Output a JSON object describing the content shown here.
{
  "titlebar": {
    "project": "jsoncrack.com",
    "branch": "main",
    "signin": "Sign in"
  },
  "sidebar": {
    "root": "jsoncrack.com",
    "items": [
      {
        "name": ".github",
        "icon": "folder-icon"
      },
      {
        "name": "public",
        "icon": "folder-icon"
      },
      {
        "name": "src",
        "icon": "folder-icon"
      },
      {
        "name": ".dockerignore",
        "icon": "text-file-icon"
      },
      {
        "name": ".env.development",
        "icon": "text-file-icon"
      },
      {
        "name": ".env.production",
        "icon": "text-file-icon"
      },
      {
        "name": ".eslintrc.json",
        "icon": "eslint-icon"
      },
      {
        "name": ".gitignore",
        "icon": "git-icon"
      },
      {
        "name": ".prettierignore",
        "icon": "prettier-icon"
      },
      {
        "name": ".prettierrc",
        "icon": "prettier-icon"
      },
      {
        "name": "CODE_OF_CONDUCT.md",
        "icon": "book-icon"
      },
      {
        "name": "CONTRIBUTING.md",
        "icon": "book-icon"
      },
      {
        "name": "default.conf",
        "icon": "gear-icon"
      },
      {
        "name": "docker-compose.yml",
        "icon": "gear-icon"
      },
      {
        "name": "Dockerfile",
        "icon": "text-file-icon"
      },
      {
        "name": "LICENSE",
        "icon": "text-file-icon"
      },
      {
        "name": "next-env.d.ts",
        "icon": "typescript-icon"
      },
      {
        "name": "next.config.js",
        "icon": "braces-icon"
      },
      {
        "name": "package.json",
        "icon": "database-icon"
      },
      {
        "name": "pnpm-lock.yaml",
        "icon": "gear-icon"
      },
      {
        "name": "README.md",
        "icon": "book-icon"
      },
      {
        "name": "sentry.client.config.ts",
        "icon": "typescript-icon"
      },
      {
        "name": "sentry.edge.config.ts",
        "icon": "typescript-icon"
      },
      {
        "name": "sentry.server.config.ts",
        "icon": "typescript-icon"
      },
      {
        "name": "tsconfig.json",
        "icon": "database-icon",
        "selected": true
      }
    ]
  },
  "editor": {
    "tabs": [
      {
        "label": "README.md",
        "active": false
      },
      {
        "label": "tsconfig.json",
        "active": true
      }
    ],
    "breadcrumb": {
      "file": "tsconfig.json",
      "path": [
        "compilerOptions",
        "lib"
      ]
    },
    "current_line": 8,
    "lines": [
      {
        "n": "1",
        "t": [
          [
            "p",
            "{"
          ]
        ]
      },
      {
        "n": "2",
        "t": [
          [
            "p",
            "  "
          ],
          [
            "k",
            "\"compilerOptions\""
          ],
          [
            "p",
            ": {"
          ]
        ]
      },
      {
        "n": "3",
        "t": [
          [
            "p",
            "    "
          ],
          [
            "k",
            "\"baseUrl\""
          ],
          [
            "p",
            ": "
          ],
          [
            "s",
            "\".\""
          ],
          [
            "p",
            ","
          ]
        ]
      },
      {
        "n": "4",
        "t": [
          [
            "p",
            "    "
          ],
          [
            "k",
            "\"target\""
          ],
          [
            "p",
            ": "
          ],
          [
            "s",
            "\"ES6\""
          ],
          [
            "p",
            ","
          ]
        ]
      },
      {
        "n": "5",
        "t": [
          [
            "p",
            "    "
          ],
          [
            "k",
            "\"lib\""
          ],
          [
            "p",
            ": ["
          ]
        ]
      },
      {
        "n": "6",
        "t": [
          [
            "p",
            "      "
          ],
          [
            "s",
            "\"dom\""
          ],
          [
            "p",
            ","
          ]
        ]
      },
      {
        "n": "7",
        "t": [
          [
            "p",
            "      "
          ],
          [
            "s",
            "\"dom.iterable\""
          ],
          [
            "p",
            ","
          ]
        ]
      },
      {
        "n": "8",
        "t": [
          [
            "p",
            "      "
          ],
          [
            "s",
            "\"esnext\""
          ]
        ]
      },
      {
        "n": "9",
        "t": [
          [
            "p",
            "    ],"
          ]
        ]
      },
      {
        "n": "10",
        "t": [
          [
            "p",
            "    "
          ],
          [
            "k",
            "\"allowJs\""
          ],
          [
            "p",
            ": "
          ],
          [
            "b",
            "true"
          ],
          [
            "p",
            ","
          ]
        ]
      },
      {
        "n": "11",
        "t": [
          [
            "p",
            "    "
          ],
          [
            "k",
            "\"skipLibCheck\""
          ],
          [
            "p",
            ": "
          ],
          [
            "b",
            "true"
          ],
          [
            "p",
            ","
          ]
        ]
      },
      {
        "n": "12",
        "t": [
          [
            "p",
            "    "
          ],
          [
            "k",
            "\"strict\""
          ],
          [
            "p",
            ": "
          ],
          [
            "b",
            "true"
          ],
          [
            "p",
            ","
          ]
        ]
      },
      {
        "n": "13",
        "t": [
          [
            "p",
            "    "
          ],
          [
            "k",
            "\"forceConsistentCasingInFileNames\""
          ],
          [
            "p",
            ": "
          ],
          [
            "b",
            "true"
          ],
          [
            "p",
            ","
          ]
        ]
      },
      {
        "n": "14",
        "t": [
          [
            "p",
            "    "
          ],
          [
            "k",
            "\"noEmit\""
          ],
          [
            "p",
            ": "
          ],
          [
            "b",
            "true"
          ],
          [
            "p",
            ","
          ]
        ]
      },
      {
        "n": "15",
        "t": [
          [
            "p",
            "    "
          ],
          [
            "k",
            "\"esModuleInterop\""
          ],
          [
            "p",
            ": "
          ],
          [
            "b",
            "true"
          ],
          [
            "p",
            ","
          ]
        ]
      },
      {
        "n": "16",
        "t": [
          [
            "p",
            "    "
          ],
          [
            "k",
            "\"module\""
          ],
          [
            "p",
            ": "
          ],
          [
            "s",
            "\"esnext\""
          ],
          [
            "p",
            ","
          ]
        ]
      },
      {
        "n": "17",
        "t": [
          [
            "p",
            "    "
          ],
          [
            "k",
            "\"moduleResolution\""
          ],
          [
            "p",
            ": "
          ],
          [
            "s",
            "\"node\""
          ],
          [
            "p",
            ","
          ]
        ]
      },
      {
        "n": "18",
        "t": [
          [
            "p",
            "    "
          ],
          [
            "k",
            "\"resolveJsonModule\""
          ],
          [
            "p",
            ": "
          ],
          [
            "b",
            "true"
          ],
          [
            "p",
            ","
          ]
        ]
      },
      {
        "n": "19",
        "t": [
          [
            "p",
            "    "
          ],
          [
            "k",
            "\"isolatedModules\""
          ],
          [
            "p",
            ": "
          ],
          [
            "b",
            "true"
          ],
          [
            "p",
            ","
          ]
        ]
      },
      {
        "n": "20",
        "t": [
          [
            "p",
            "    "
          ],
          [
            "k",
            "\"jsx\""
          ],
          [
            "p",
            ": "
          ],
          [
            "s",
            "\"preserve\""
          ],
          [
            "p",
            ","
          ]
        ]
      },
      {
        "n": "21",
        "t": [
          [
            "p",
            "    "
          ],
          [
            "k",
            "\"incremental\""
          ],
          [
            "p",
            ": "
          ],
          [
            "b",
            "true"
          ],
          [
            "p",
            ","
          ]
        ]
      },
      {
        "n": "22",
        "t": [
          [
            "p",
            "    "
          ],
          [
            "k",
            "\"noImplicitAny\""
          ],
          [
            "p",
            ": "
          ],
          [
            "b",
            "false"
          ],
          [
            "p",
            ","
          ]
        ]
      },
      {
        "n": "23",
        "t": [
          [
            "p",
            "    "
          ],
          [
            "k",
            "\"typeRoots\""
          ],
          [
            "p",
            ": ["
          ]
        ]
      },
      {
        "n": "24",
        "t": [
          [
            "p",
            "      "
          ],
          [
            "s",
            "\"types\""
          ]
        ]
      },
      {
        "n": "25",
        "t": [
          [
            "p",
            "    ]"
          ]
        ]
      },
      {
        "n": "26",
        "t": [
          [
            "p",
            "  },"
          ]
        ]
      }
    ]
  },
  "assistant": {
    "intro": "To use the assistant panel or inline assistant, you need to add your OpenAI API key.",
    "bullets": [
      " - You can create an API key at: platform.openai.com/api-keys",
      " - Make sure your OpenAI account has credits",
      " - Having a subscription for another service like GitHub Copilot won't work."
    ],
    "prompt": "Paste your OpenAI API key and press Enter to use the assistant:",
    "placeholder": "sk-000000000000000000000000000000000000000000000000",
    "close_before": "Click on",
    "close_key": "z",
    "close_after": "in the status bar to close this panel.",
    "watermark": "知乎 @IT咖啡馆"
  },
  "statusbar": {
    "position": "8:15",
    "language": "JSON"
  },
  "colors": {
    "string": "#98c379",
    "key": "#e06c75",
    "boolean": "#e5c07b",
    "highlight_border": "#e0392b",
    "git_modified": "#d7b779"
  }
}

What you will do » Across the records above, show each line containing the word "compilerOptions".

Completed task »
        "compilerOptions",
            "\"compilerOptions\""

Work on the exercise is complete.